January 22, 2023
Júlio Cesar de Arruda reportedly stopped police detaining suspected rioters who took refuge outside army headquarters
Lula has reportedly removed at least 80 military officials from their jobs in his administration in the last five days. Photograph: Evaristo Sa/AFP/Getty Images
By Tom Phillips | The Guardian
The head of the Brazilian army has been sacked by the country’s new president, Luiz Inácio Lula da Silva, after claims the commander tried to shield rightwing rioters from arrest after the 8 January insurrection in Brasília.
Gen Júlio Cesar de Arruda, who only took up the role in late December, was removed from his position on Saturday, nearly two weeks after supporters of the former far-right president Jair Bolsonaro brought havoc to Brazil’s capital in what Lula’s administration called a botched coup attempt.
Arruda, who some of Lula allies reportedly suspect is politically aligned with Bolsonaro, reportedly stopped police detaining suspected rioters who took refuge at an encampment outside Brasília’s army headquarters on the night of the attack.

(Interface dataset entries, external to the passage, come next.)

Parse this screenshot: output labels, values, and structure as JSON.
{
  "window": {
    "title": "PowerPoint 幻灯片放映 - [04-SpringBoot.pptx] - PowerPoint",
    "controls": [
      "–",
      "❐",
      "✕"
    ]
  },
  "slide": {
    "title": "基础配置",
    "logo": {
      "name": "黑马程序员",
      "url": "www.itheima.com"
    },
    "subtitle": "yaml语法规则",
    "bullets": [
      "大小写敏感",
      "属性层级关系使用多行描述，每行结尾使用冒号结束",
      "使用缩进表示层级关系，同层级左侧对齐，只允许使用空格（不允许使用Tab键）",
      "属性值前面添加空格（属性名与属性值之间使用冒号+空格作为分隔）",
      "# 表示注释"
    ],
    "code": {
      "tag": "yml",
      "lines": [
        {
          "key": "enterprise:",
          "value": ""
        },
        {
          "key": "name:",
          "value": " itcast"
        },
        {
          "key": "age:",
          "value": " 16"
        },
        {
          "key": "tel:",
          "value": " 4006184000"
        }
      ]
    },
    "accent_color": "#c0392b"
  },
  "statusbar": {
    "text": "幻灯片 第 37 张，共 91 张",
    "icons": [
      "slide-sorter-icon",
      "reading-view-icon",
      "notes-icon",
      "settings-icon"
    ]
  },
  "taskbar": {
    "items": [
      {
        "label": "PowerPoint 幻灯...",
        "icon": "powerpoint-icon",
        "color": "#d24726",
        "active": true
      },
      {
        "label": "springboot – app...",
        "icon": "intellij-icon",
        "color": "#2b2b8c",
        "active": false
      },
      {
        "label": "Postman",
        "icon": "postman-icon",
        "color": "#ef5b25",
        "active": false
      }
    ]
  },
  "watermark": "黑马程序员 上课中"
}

“You are not going to arrest people here,” Arruda allegedly told Lula’s justice minister, Flávio Dino, according to the Washington Post.
That highly controversial decision is thought to have allowed scores of rightwing criminals to avoid capture after they ransacked Brazil’s presidential palace, supreme court and congress. And it has reinforced widespread suspicions that the uprising had at least some level of backing from members of Brazil’s armed forces.
Bolsonaro, a pro-gun former army captain who has spent decades cultivating ties with Brazil’s security forces, enjoys significant support among military and police officials. A number of military officials are reported to have encouraged and participated in the pro-Bolsonaro insurrection while Lula has said he suspects the rioters received inside help that enabled them to invade the presidential palace.
“Many people were complicit in this … many people in the military police were complicit. There were many people in the armed forces here inside [the palace] who were complicit,” the leftist political veteran told journalists in Brasília four days after the attack.
“This chap has managed to pollute the entire armed forces,” Lula added of Bolsonaro, who flew to the US on the eve of the 1 January inauguration and has refused to publicly concede defeat in last October’s election.
Lula has removed at least 80 military officials from their jobs in his administration in the last five days, according to the newspaper O Globo, in an apparent attempt to root out hardcore Bolsonaro backers.
Arruda will be replaced by Gen Tomás Miguel Ribeiro Paiva, the 62-year-old head of the south-eastern military command in São Paulo.
In a speech posted on social media on Friday, Ribeiro Paiva urged troops to respect the result of last October’s election, which Lula won by about 2m votes.
“It doesn’t matter [what the result of an election is], it must be respected … It might not always be what we want, but that doesn’t matter,” Ribeiro Paiva said, insisting the military would fulfil their mission whoever their commander-in-chief was.
One prominent Brazilian journalist, Lauro Jardim, claimed the immediate trigger for Arruda’s removal was his refusal to obey an order from Lula to sack Bolsonaro’s former aide-de-camp, Lt Col Mauro Cid, who who was put in charge of a specialist army battalion near Brasília in the dying days of Bolsonaro’s presidency.
“As the supreme commander of the armed forces, there was nothing else Lula could do,” Jardim wrote. “Either he sacked Arruda, or he could never again hope to have control of the armed forces.”